*** Opening of RECORDS ***
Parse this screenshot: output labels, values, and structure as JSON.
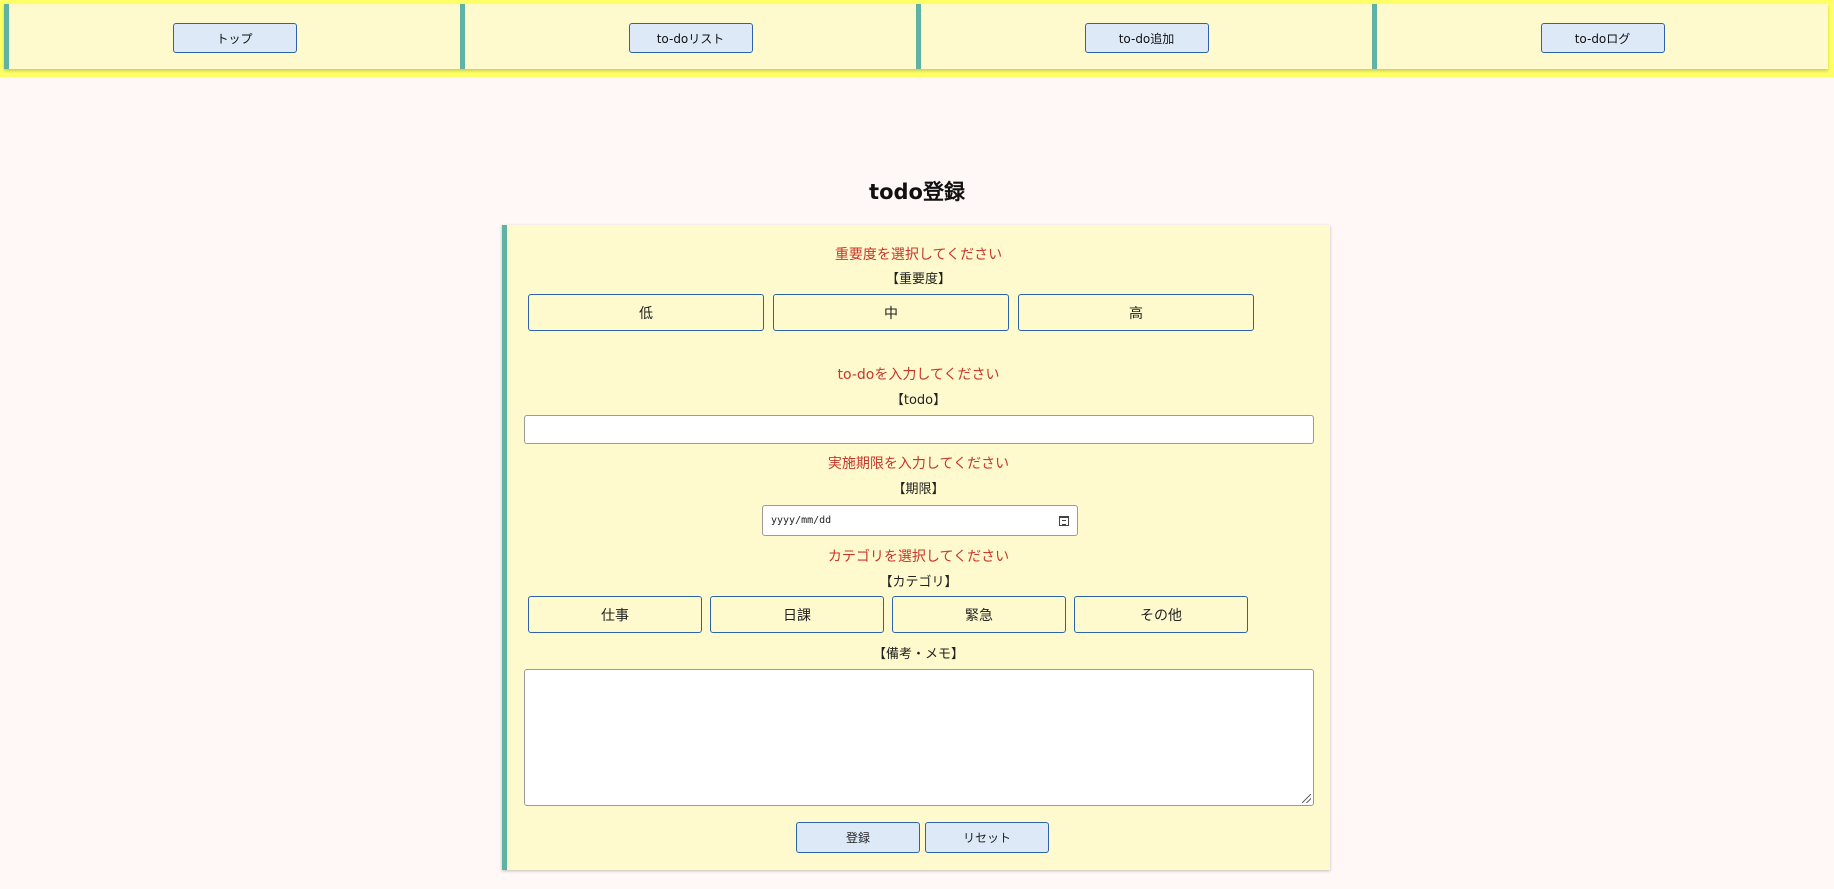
{
  "nav": {
    "items": [
      {
        "label": "トップ"
      },
      {
        "label": "to-doリスト"
      },
      {
        "label": "to-do追加"
      },
      {
        "label": "to-doログ"
      }
    ]
  },
  "page": {
    "title": "todo登録"
  },
  "form": {
    "priority": {
      "warning": "重要度を選択してください",
      "label": "【重要度】",
      "options": [
        "低",
        "中",
        "高"
      ]
    },
    "todo": {
      "warning": "to-doを入力してください",
      "label": "【todo】",
      "value": ""
    },
    "deadline": {
      "warning": "実施期限を入力してください",
      "label": "【期限】",
      "placeholder": "yyyy/mm/dd"
    },
    "category": {
      "warning": "カテゴリを選択してください",
      "label": "【カテゴリ】",
      "options": [
        "仕事",
        "日課",
        "緊急",
        "その他"
      ]
    },
    "memo": {
      "label": "【備考・メモ】",
      "value": ""
    },
    "submit_label": "登録",
    "reset_label": "リセット"
  },
  "colors": {
    "nav_background": "#ffff66",
    "panel_background": "#fffacd",
    "accent_border": "#5fb3a4",
    "button_fill": "#dde9f7",
    "button_border": "#2d64a8",
    "warning_text": "#c8362b",
    "page_background": "#fff8f6"
  }
}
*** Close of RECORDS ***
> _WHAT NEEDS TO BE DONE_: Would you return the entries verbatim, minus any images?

> _RESULT OF THE EXERCISE_:
Parse this screenshot: output labels, values, and structure as JSON.
{
  "nav": {
    "items": [
      {
        "label": "トップ"
      },
      {
        "label": "to-doリスト"
      },
      {
        "label": "to-do追加"
      },
      {
        "label": "to-doログ"
      }
    ]
  },
  "page": {
    "title": "todo登録"
  },
  "form": {
    "priority": {
      "warning": "重要度を選択してください",
      "label": "【重要度】",
      "options": [
        "低",
        "中",
        "高"
      ]
    },
    "todo": {
      "warning": "to-doを入力してください",
      "label": "【todo】",
      "value": ""
    },
    "deadline": {
      "warning": "実施期限を入力してください",
      "label": "【期限】",
      "placeholder": "yyyy/mm/dd"
    },
    "category": {
      "warning": "カテゴリを選択してください",
      "label": "【カテゴリ】",
      "options": [
        "仕事",
        "日課",
        "緊急",
        "その他"
      ]
    },
    "memo": {
      "label": "【備考・メモ】",
      "value": ""
    },
    "submit_label": "登録",
    "reset_label": "リセット"
  },
  "colors": {
    "nav_background": "#ffff66",
    "panel_background": "#fffacd",
    "accent_border": "#5fb3a4",
    "button_fill": "#dde9f7",
    "button_border": "#2d64a8",
    "warning_text": "#c8362b",
    "page_background": "#fff8f6"
  }
}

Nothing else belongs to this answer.